The Government of Canada has passed new federal legislation to protect employees from harassment and violence in the workplace. On January 1, 2021 the new Workplace Harassment and Violence Prevention Regulations will come into force to provide even more support for federally regulated employees. Currently, the existing legislation, Bill C-65, addresses prevention, response, and support for victims of harassment or violence.
The definition of harassment or violence is outlined in Bill C-65 as “any action, conduct or comment, including of a sexual nature, that can reasonably be expected to cause offence, humiliation or other physical or psychological injury or illness to an employee, including any prescribed action, conduct or comment.”
First, it is important to know if you are a federally regulated employee. Next, it is important to be aware of the new regulations and how they can help you if you are faced with harassment and violence in your workplace.
Are you a federally regulated employee?
Federally regulated employees are governed by the Canada Labour Code (“CLC”). On the other hand, provincially regulated employees are governed by different legislation including Ontario’s Employment Standards Act, 2000. The list of federally regulated industries and workplaces includes:
- Interprovincial/international transportation (eg. trucking companies, railways)
- Airports, and Air transportation
- Television, Telephone, Radio and Cable systems

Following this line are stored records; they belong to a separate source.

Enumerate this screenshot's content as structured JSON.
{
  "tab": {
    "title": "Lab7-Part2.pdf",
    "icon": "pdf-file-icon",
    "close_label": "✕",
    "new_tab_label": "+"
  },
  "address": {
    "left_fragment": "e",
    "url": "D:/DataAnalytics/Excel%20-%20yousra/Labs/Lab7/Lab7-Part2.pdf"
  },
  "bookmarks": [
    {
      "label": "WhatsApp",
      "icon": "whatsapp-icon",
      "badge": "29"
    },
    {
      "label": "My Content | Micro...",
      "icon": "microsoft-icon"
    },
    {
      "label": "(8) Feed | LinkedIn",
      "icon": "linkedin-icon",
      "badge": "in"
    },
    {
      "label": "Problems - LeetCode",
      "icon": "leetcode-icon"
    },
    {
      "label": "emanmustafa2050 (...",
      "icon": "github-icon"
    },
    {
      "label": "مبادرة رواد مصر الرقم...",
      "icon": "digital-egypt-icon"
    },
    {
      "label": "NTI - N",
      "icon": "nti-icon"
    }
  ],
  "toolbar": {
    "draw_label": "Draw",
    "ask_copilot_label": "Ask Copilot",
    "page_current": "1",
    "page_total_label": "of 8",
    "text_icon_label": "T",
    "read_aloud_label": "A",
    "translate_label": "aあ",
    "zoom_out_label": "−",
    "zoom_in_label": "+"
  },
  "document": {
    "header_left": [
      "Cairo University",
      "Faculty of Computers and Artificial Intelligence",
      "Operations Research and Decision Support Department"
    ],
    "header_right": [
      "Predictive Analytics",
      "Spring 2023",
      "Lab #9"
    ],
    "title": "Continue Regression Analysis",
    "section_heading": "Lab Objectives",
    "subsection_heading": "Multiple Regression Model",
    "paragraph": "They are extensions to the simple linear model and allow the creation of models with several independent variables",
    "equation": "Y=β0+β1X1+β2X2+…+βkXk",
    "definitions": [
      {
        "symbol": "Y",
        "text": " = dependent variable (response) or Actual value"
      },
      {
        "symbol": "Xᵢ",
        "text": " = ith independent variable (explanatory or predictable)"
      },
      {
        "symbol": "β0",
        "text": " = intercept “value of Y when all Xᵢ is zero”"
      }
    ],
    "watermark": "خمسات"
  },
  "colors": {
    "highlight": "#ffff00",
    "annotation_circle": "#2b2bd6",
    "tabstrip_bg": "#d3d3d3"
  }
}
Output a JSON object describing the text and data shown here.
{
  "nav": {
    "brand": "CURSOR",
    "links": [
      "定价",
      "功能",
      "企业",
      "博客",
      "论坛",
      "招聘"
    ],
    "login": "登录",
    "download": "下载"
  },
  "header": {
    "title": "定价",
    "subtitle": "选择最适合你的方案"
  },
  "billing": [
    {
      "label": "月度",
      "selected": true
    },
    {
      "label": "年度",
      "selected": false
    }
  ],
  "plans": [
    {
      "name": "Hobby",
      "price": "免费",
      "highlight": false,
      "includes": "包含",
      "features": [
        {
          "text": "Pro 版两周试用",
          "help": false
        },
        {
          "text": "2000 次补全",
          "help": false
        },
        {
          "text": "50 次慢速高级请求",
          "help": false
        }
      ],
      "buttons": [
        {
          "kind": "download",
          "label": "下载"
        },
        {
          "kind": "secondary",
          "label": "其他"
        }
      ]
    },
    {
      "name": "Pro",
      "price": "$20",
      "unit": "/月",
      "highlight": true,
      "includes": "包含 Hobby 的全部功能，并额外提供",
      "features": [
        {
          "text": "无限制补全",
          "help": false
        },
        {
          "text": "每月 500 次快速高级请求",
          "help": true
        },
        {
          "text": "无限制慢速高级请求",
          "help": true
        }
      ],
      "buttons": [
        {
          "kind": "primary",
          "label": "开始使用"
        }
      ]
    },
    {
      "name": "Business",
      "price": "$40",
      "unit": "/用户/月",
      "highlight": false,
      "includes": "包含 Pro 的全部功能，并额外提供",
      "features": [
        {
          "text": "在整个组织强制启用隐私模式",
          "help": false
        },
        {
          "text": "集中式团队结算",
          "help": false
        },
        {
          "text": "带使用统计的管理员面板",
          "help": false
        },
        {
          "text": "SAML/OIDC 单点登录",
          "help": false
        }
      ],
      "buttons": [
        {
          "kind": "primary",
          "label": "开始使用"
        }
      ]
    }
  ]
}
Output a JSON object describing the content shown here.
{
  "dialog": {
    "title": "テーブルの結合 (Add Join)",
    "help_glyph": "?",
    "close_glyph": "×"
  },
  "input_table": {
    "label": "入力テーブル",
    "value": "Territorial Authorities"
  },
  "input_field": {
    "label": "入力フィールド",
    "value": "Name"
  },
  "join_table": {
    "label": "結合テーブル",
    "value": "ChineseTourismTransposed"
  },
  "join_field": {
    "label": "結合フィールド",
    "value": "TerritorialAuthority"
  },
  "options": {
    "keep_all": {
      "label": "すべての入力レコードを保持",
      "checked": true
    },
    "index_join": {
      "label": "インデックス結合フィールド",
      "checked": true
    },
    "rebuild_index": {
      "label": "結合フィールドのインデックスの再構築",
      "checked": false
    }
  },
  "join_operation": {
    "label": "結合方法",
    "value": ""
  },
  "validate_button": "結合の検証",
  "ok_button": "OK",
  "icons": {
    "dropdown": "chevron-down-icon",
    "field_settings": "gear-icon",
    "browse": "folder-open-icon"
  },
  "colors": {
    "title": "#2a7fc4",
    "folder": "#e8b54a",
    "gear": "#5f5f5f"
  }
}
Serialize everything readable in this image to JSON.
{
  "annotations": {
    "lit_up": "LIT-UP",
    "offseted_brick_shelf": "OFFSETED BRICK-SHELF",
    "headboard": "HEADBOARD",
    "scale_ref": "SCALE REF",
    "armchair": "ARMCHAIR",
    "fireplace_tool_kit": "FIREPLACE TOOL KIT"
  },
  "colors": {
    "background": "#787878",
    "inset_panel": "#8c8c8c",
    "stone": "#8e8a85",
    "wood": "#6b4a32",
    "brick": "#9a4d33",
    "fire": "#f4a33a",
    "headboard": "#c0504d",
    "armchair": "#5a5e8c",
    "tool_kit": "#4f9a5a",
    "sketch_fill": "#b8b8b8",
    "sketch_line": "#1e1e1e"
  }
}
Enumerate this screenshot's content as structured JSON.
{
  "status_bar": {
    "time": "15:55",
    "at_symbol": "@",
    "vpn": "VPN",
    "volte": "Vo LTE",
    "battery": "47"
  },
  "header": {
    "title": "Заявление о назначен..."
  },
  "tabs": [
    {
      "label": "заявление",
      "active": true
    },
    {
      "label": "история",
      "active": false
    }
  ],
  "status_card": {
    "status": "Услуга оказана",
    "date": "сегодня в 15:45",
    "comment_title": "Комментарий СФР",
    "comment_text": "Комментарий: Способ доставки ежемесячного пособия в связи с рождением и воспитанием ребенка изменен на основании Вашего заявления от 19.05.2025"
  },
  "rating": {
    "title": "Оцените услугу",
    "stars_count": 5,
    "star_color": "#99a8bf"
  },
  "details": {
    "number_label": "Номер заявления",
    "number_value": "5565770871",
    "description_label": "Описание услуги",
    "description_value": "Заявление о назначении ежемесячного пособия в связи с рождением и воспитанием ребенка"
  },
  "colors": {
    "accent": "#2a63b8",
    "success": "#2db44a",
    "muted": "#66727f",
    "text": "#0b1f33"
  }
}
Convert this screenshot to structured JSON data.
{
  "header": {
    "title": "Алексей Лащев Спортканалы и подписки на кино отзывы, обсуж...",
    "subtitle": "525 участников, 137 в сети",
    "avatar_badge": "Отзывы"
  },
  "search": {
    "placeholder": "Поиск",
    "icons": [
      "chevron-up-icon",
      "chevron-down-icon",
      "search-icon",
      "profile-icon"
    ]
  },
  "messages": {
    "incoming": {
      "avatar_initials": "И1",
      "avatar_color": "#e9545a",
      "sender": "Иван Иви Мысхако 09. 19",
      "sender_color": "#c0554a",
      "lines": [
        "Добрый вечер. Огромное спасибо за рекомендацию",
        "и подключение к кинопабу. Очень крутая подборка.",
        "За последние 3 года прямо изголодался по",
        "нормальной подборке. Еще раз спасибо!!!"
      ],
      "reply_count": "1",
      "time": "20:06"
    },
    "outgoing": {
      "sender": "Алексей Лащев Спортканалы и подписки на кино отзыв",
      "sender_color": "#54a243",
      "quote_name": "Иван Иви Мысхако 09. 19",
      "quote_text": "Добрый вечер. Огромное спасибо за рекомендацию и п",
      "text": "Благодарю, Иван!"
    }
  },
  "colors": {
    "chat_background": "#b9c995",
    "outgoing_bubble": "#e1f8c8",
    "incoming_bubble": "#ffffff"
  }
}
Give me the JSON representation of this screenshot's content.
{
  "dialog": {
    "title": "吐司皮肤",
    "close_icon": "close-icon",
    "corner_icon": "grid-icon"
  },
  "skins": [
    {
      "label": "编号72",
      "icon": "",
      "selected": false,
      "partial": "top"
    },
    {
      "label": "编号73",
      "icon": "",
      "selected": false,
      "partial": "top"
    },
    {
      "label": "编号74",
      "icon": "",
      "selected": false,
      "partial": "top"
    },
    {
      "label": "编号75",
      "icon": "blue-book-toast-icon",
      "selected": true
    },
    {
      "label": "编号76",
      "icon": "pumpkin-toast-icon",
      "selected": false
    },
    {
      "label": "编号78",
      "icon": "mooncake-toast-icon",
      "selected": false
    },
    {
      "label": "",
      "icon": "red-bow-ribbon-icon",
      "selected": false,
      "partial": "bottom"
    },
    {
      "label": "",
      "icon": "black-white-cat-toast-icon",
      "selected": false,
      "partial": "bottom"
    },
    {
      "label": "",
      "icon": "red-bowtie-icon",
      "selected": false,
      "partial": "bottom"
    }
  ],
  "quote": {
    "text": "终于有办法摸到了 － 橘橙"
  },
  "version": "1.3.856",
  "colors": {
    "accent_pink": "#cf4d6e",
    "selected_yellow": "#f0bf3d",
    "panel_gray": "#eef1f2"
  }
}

- Grain Elevators
- Uranium Mining and Processing
- First Nation Activities and Crown Corporations
It is important to note that there are exceptions to this list. Often, whether you are a federally regulated or provincially regulated employee is factually based. If you are unsure whether you are a federally regulated employee, it is recommended to consult with an experienced employment lawyer at Monkhouse Law.
Outline of new regulations against harassment
As of January 1, 2021, the Workplace Harassment and Violence Prevention Regulations will make it easier for employees to know their legal rights, timeframes for resolution, and the obligations of their employer regarding workplace harassment and violence. The regulations will replace Part XX of the Canada Occupational Health and Safety Regulations.
These regulations are a huge step forward, as previously courts had decided that the tort of harassment did not exist at common law as outlined in the case of Merrifield v. Canada (Attorney General) 2019 ONCA 205.
– Alexandra Monkhouse, Employment Lawyer
The new regulations outline the following elements:
- Prevention Policy – An employer must develop and make available a prevention policy jointly with the applicable partner (policy committee, workplace committee, or a representative), which outlines how the organization will address harassment and violence in the workplace.
- Workplace Assessment – An employer must carry out a workplace assessment jointly with the applicable partner that consists of risk factors and implementing preventive measures for harassment and violence.
- Emergency Procedures – An employer must develop and implement emergency procedures jointly with the applicable partner to address occurrences that pose an immediate danger to employees.
- Training Requirements – An employer must develop or identify training jointly with the applicable partner and must be updated at least every 3 years.
- Support Measures – An employer must make available to their employees’ information about the support services that are available within their geographical area.
- Resolution Process – The new regulations focus on the communication-based resolution between the employer and the employee. They provide different options for resolution including negotiated resolution, conciliation, and investigation. If the employer wishes to develop or identify a list of investigators, they must do so jointly with the applicable partner.
- Records and Reports – An employer must keep a number of records (records of occurrences of harassment and violence, actions taken to address the notices, any delays to the timelines, etc.) and report any occurrences that result in the death of an employee within 24 hours after becoming aware of the death.
- Confidentiality – An employer must put in place strong privacy protections to encourage employees to come forward with complaints. Any investigation final report should not reveal the identities of the persons or witnesses involved.
“These changes ensure that employees have more options to combating harassment and violence in the workplace. It also ensures that employers implement a comprehensive policy to protect their employees”
– Alexandra Monkhouse, Employment Lawyer
For more detailed information on this topic, please read more: Government of Canada publishes new regulations to prevent harassment and violence in federal workplaces.
Monkhouse Law is an employment law firm in Toronto with a focus on workers’ issues. We believe all Canadians deserve a workplace free from harassment and violence. If you have experienced discrimination or if you are an employer who needs to update their anti-harassment policies in the light of the new federal regulation, give us a call. We offer a free 30-minute phone consultation.